But 55 recipients in Makhaza were unable to afford the material to enclose their toilets, leading the ANC Youth League to lay a complaint of violation of human rights with the Human Rights Commission.
When the city attempted to enclose the remaining 55 toilets with wood and zinc structures in March last year, ANCYL members protested and broke down the structures.
Another attempt in May ended with similar results, prompting the city to remove all the unenclosed toilets until the ANCYL could undertake that they not be vandalized.
This sparked violent protests by residents.
In November an interim order was handed down by Erasmus that the city must reinstall and enclose all the removed toilets with corrugated iron structures, but residents prevented the city from doing so in December.
As a result, Erasmus ordered that police investigate whether anyone should be charged with contempt of court for preventing a court order from being carried out.
Provincial commissioner Arno Lamoer is expected to tell the court why he did not take action on Erasmus’s order to investigate the matter.
Lawyers for three residents, who represent the Makhaza community, had argued that the court must enforce a Human Rights Commission (HRC) finding that the City should enclose 55 toilets with concrete structures.
On Tuesday Arendse argued that the community had not reached an agreement with the city that they would build their own toilet enclosures and the city’s provision of corrugated iron enclosures left the community vulnerable and was unconstitutional.
“There is not agreement in writing to prove that a decision or agreement was taken between the City and (thousands of) Makhaza residents that the community would enclose their own toilets with top structures,” said Arendse.
He disputed the city’s assertion that a meeting was held between city officials and about 60 Makhaza residents where in agreement that residents would enclose their own toilets was signed.
He said the residents sought a court declaration that the city and provincial government violated their human rights.

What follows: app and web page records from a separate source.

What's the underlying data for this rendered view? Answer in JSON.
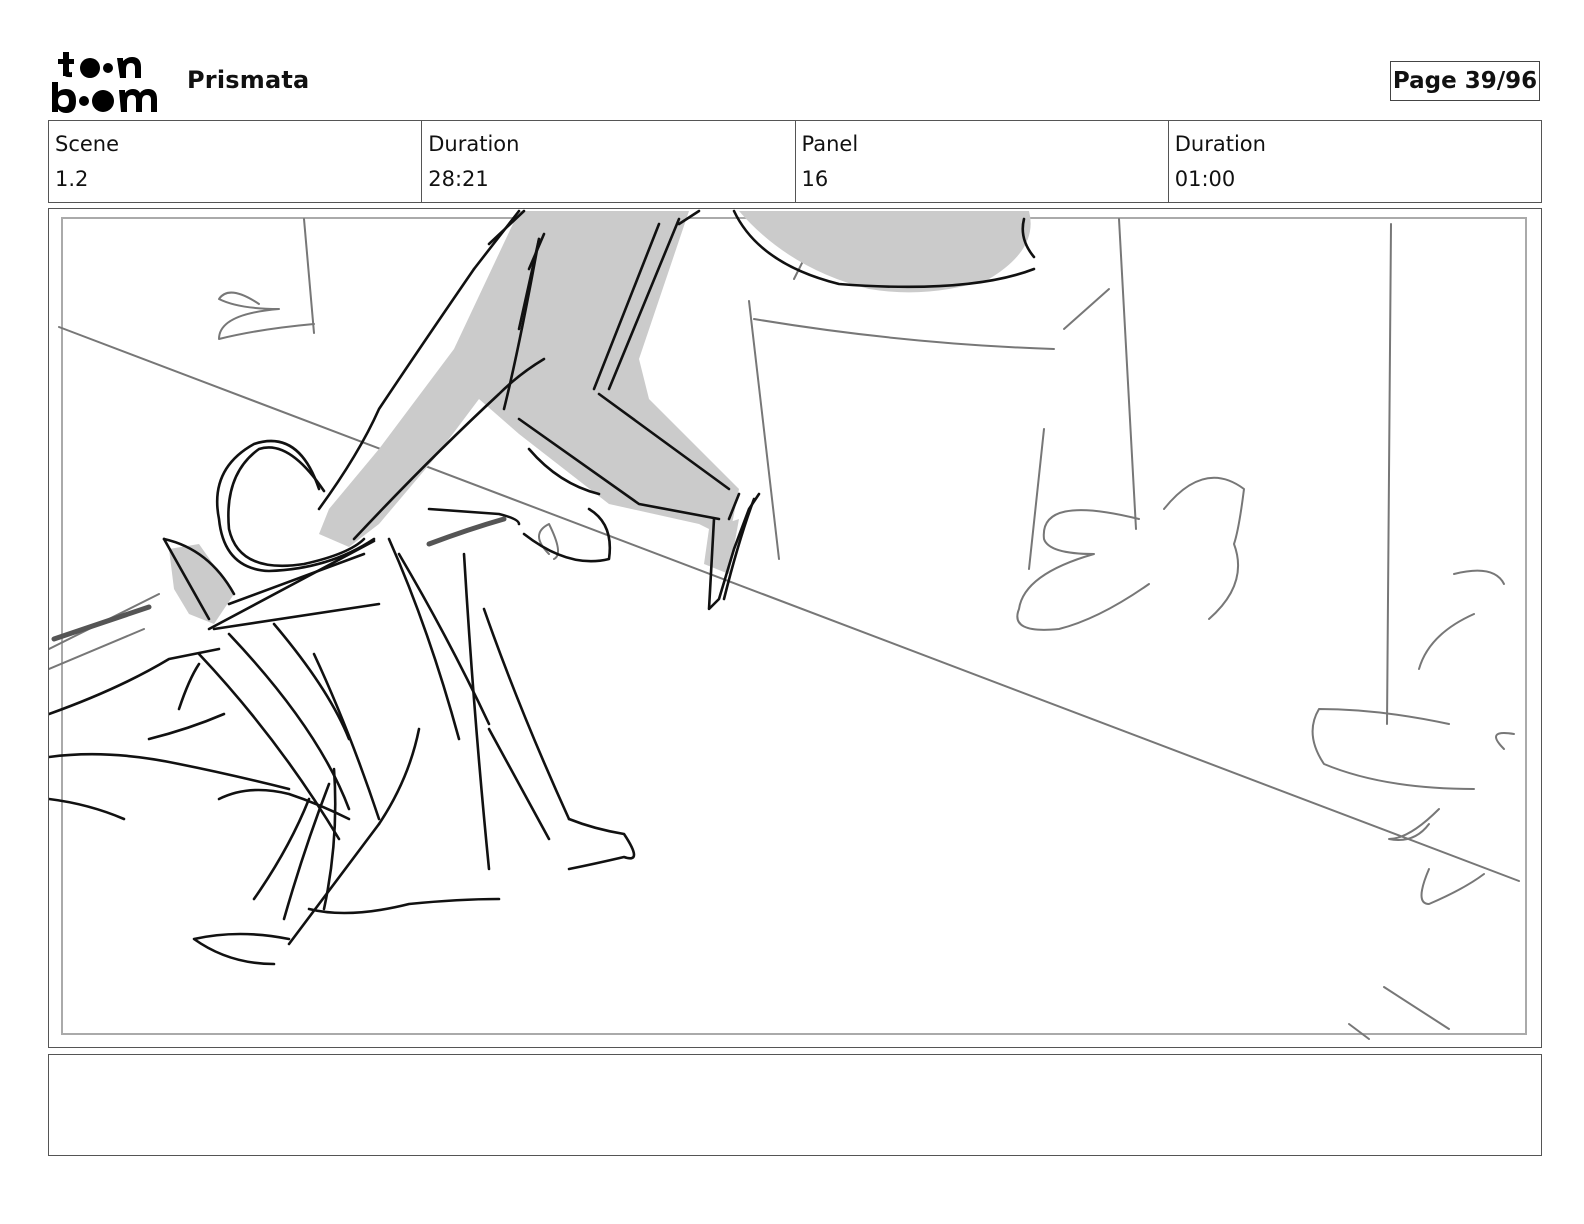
{
  "header": {
    "logo_text": "toon boom",
    "project_title": "Prismata",
    "page_label": "Page 39/96"
  },
  "info": {
    "scene_label": "Scene",
    "scene_value": "1.2",
    "scene_duration_label": "Duration",
    "scene_duration_value": "28:21",
    "panel_label": "Panel",
    "panel_value": "16",
    "panel_duration_label": "Duration",
    "panel_duration_value": "01:00"
  },
  "notes": {
    "text": ""
  }
}
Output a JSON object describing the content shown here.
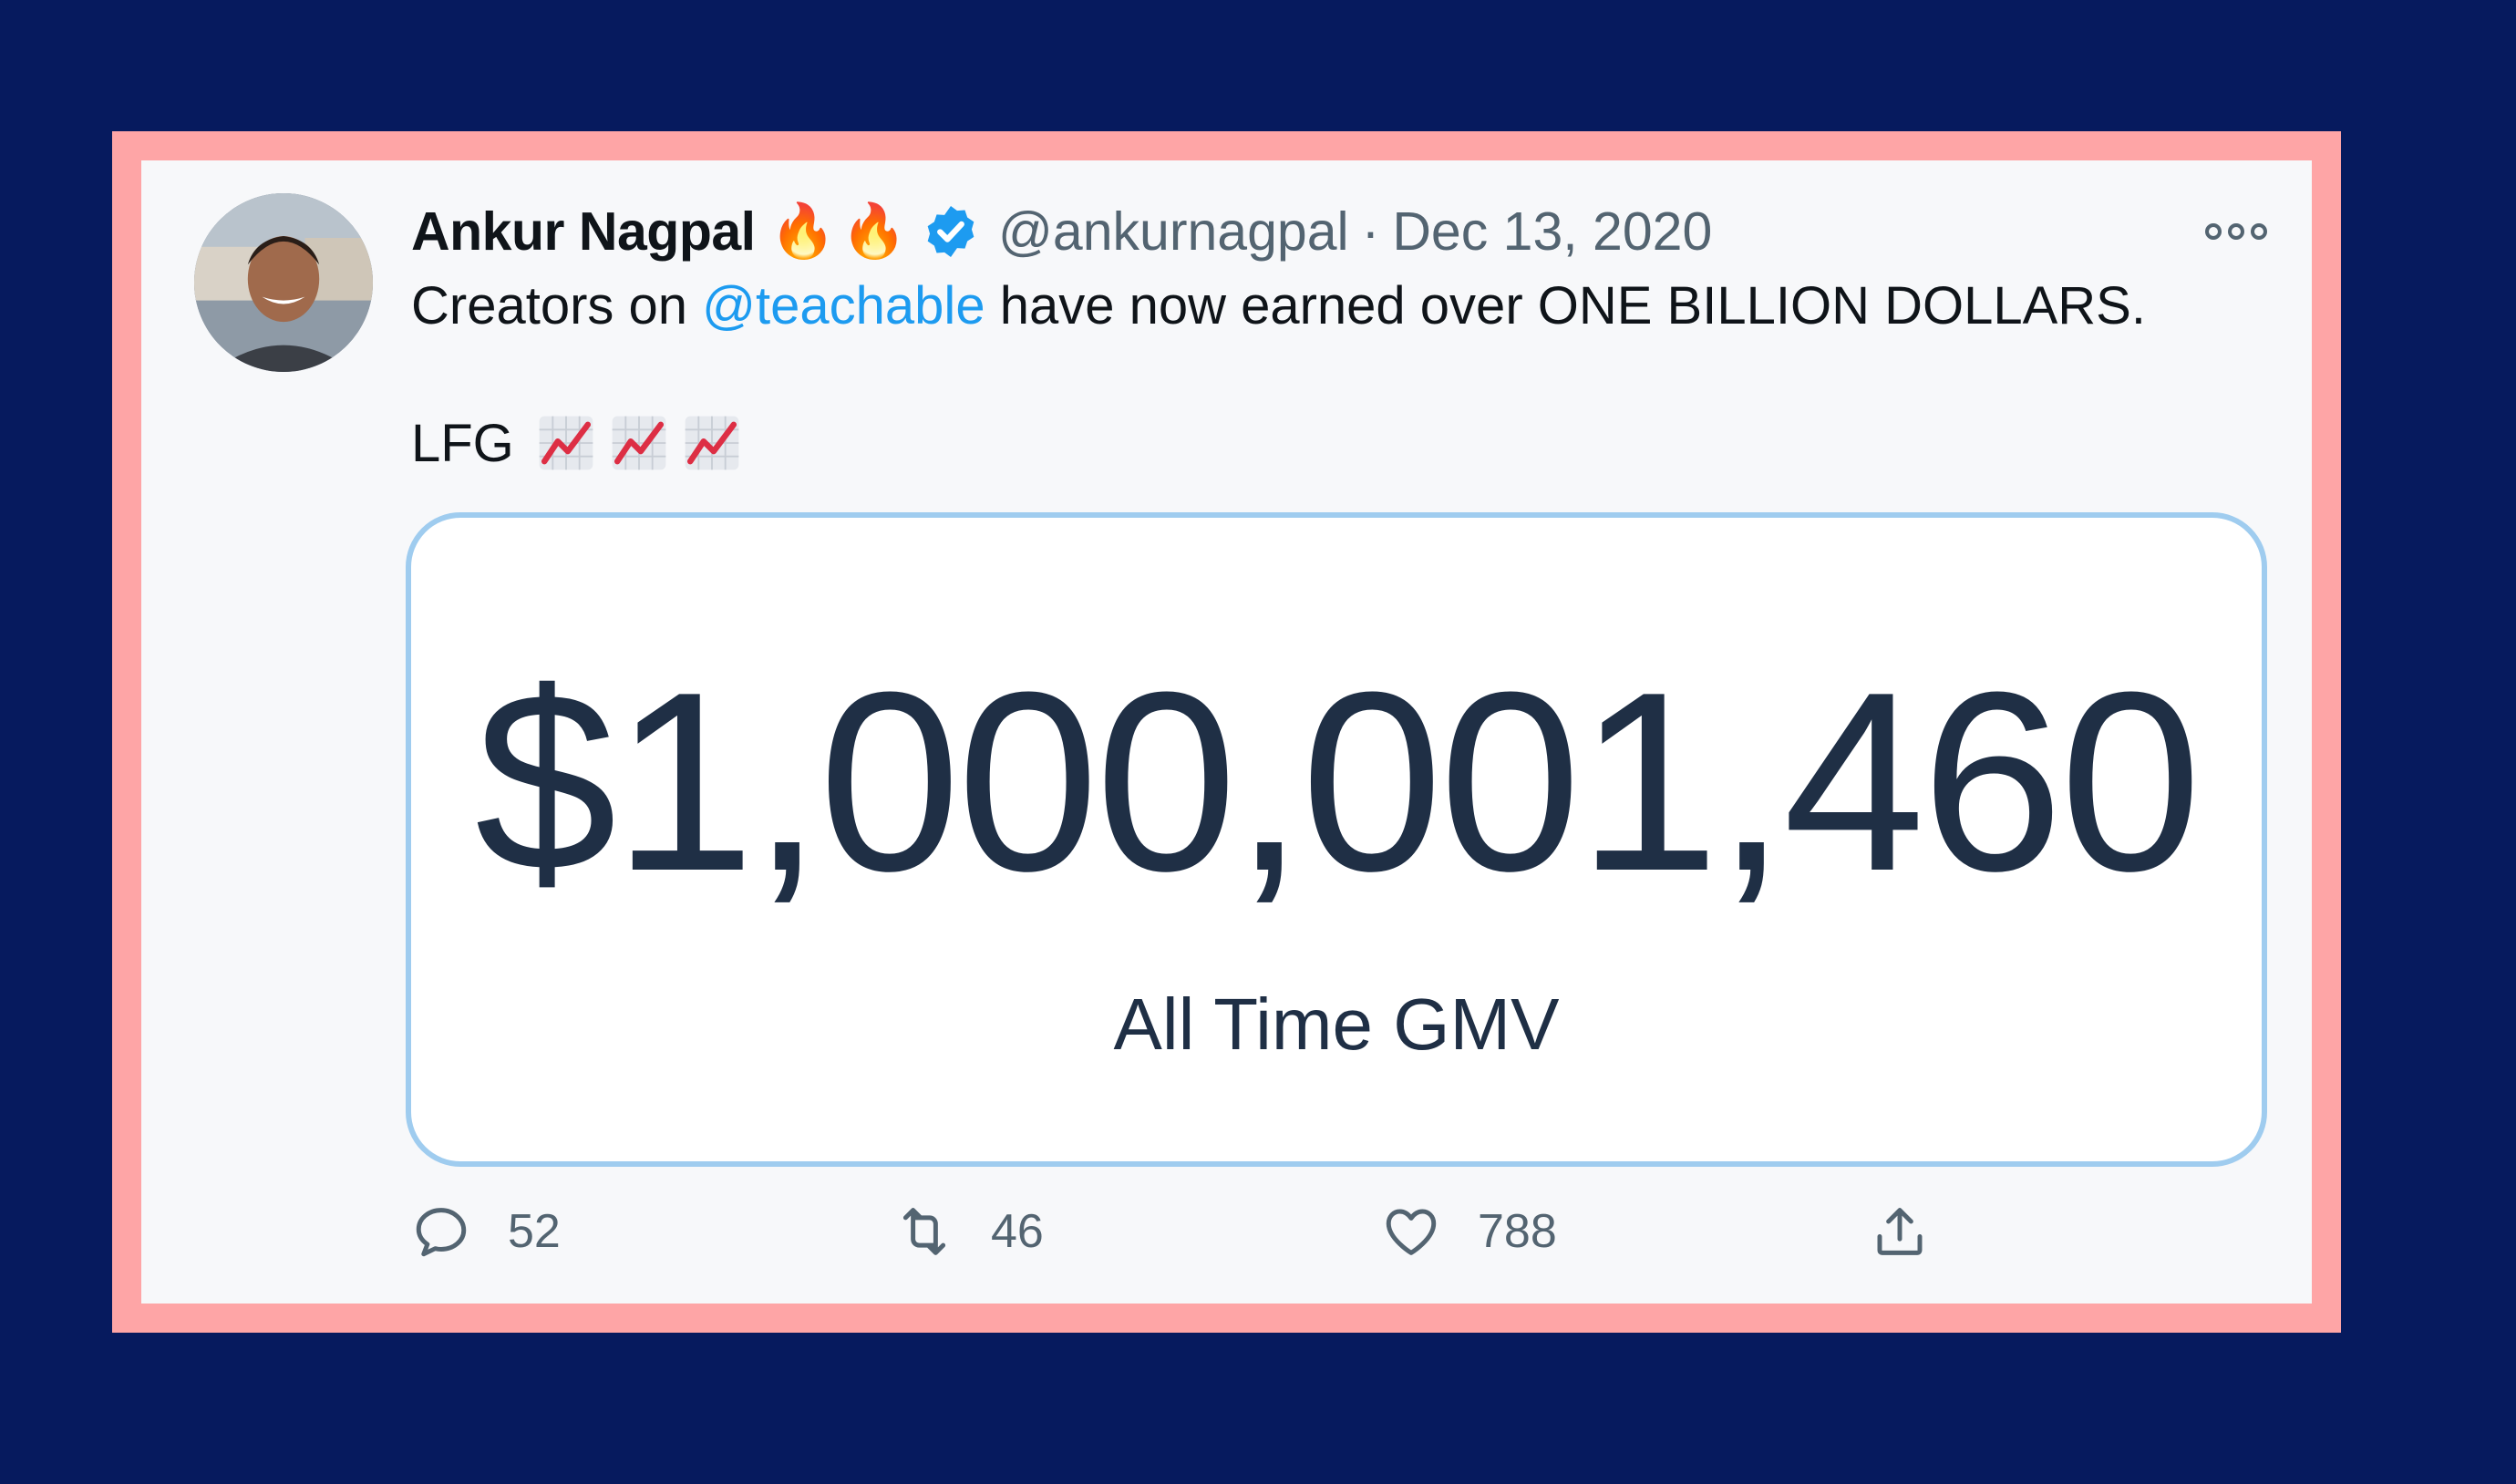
{
  "tweet": {
    "author_name": "Ankur Nagpal",
    "name_emojis": [
      "🔥",
      "🔥"
    ],
    "handle": "@ankurnagpal",
    "separator": "·",
    "date": "Dec 13, 2020",
    "text_before": "Creators on ",
    "mention": "@teachable",
    "text_after": " have now earned over ONE BILLION DOLLARS.",
    "line2": "LFG",
    "line2_emojis": [
      "chart-increasing-icon",
      "chart-increasing-icon",
      "chart-increasing-icon"
    ]
  },
  "media": {
    "amount": "$1,000,001,460",
    "label": "All Time GMV"
  },
  "actions": {
    "reply_count": "52",
    "retweet_count": "46",
    "like_count": "788"
  },
  "colors": {
    "background": "#061a5e",
    "frame": "#fea5a6",
    "card": "#f7f8fa",
    "mention": "#1d9bf0",
    "verified": "#1d9bf0",
    "amount_text": "#1f2f45",
    "media_border": "#9fccef"
  }
}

Representing the city, Advocate Anton Katz SC, said community members mandated their leaders to negotiate with the city on their behalf and the city had entered into an agreement with these leaders that the city would provide a toilet for each house, with residents providing their own top structures.
Additionally, residents were not forced to use the unenclosed toilets, as enclosed communal toilets were also provided at the ratio of one to every five households.
“The community made a choice and they must live with that choice,” said Katz.
The case continues this week. – Sandiso Phaliso, West Cape News